Even if you were able to sell the property for the purchase price. You would still be in the hole considering inflation and time value of your investment. The money you invested then doesn’t have the same purchasing power as it does fifteen years later. Your home is an asset, but your mortgage is the liability. Because a mortgage is debt, you’ll need to pay it off before your home is really considered an asset. Because you’re not paying for it monthly. The only expenses are the costs of operating the home and taxes.
Selling your home has advantages as well. Once being, a profit from your investment. Unfortunately, there’s a tax involved with selling you home. It’s called capital gains tax. Capital gains tax is a fee that you pay to the government when you are selling your home, or anything else of value, for more than you invested in it.
There are two types of capital gains tax associated with real estate; they’re called “Short-term gain and Long-term gains”. Short term gains are when you pay taxes on property owned for less than a year. These are generally higher because they are taxed at the same rate as ordinary income. Long term gains are when you hold the property longer than a year before deciding to sell a home. You’ll get a benefit of a reduced tax rate that usually doesn’t exceed 20%.
Buying a home is a great decision if you’re thinking long term. The longer you live in it, the more benefits you’ll be rewarded. For one, every time you pay your mortgage note, you’re building equity, which creates a higher value.
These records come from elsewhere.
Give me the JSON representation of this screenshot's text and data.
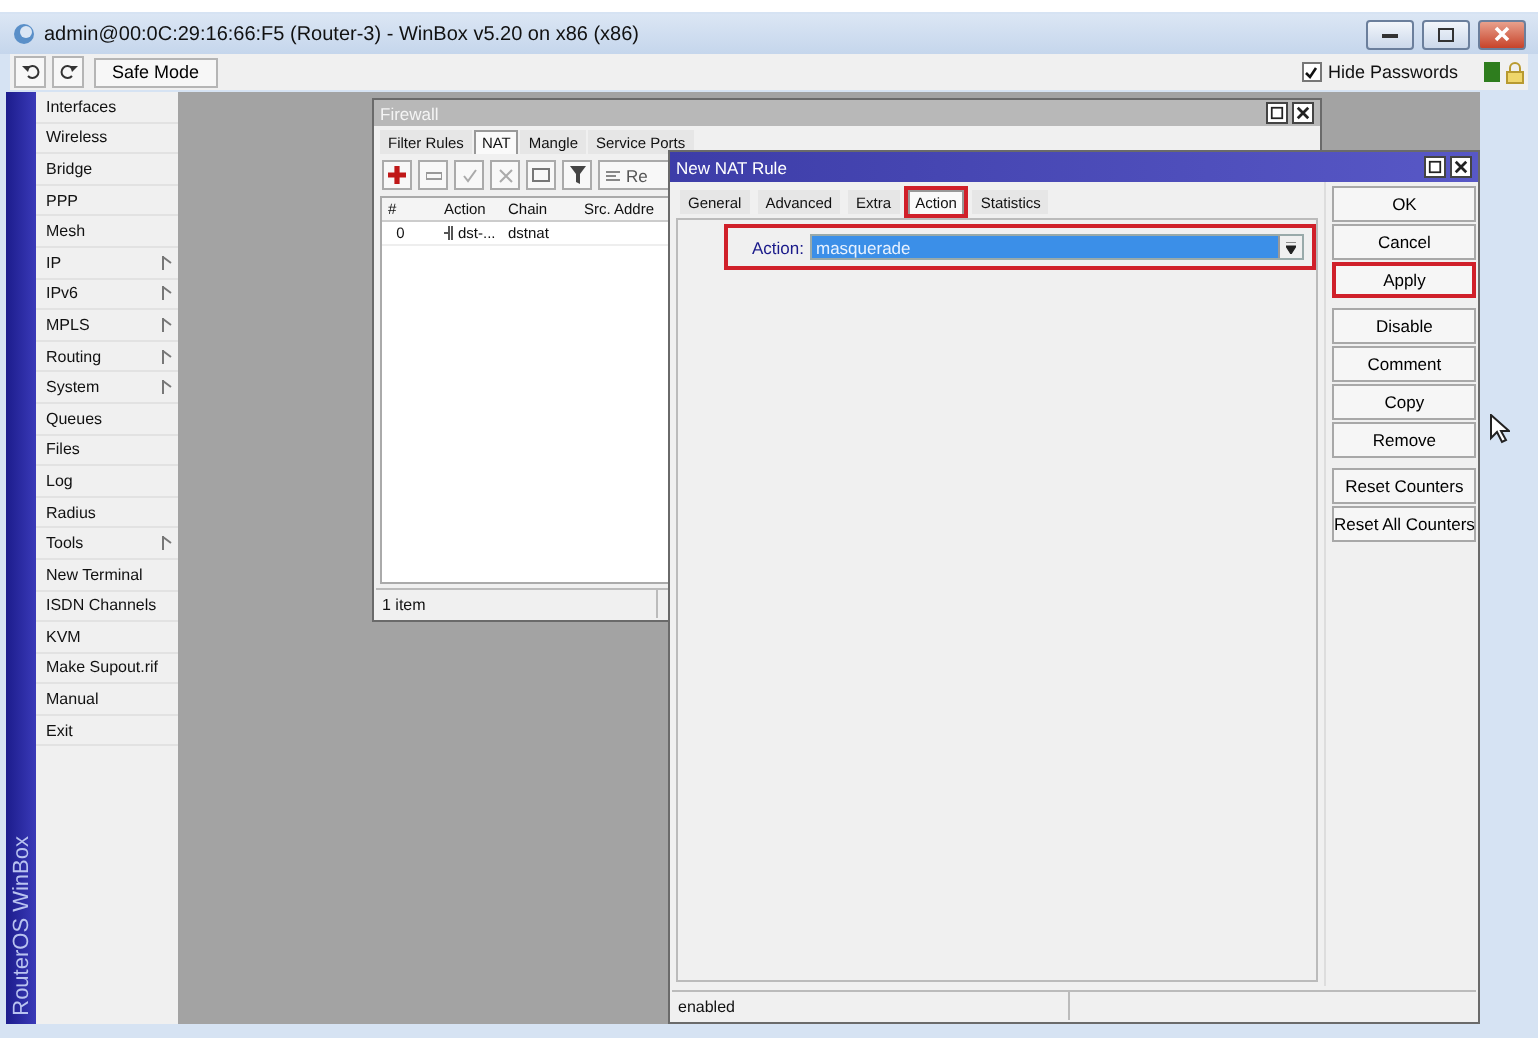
{
  "window": {
    "title": "admin@00:0C:29:16:66:F5 (Router-3) - WinBox v5.20 on x86 (x86)"
  },
  "toolbar": {
    "safe_mode": "Safe Mode",
    "hide_passwords": {
      "label": "Hide Passwords",
      "checked": true
    }
  },
  "sidebar": {
    "brand": "RouterOS WinBox",
    "items": [
      {
        "label": "Interfaces",
        "submenu": false
      },
      {
        "label": "Wireless",
        "submenu": false
      },
      {
        "label": "Bridge",
        "submenu": false
      },
      {
        "label": "PPP",
        "submenu": false
      },
      {
        "label": "Mesh",
        "submenu": false
      },
      {
        "label": "IP",
        "submenu": true
      },
      {
        "label": "IPv6",
        "submenu": true
      },
      {
        "label": "MPLS",
        "submenu": true
      },
      {
        "label": "Routing",
        "submenu": true
      },
      {
        "label": "System",
        "submenu": true
      },
      {
        "label": "Queues",
        "submenu": false
      },
      {
        "label": "Files",
        "submenu": false
      },
      {
        "label": "Log",
        "submenu": false
      },
      {
        "label": "Radius",
        "submenu": false
      },
      {
        "label": "Tools",
        "submenu": true
      },
      {
        "label": "New Terminal",
        "submenu": false
      },
      {
        "label": "ISDN Channels",
        "submenu": false
      },
      {
        "label": "KVM",
        "submenu": false
      },
      {
        "label": "Make Supout.rif",
        "submenu": false
      },
      {
        "label": "Manual",
        "submenu": false
      },
      {
        "label": "Exit",
        "submenu": false
      }
    ]
  },
  "firewall": {
    "title": "Firewall",
    "tabs": [
      {
        "label": "Filter Rules",
        "selected": false
      },
      {
        "label": "NAT",
        "selected": true
      },
      {
        "label": "Mangle",
        "selected": false
      },
      {
        "label": "Service Ports",
        "selected": false
      }
    ],
    "reset_label": "Re",
    "columns": [
      "#",
      "Action",
      "Chain",
      "Src. Addre"
    ],
    "rows": [
      {
        "number": "0",
        "action": "dst-...",
        "chain": "dstnat"
      }
    ],
    "status": "1 item"
  },
  "nat_rule": {
    "title": "New NAT Rule",
    "tabs": [
      {
        "label": "General",
        "selected": false,
        "highlighted": false
      },
      {
        "label": "Advanced",
        "selected": false,
        "highlighted": false
      },
      {
        "label": "Extra",
        "selected": false,
        "highlighted": false
      },
      {
        "label": "Action",
        "selected": true,
        "highlighted": true
      },
      {
        "label": "Statistics",
        "selected": false,
        "highlighted": false
      }
    ],
    "action": {
      "label": "Action:",
      "value": "masquerade",
      "highlighted": true
    },
    "buttons": [
      {
        "label": "OK",
        "highlighted": false
      },
      {
        "label": "Cancel",
        "highlighted": false
      },
      {
        "label": "Apply",
        "highlighted": true
      },
      {
        "label": "Disable",
        "highlighted": false
      },
      {
        "label": "Comment",
        "highlighted": false
      },
      {
        "label": "Copy",
        "highlighted": false
      },
      {
        "label": "Remove",
        "highlighted": false
      },
      {
        "label": "Reset Counters",
        "highlighted": false
      },
      {
        "label": "Reset All Counters",
        "highlighted": false
      }
    ],
    "status": "enabled"
  }
}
Two, you’ll experience better tax benefits in the longer term whenever you decide to sell a home. In conclusion, think long term buying a home.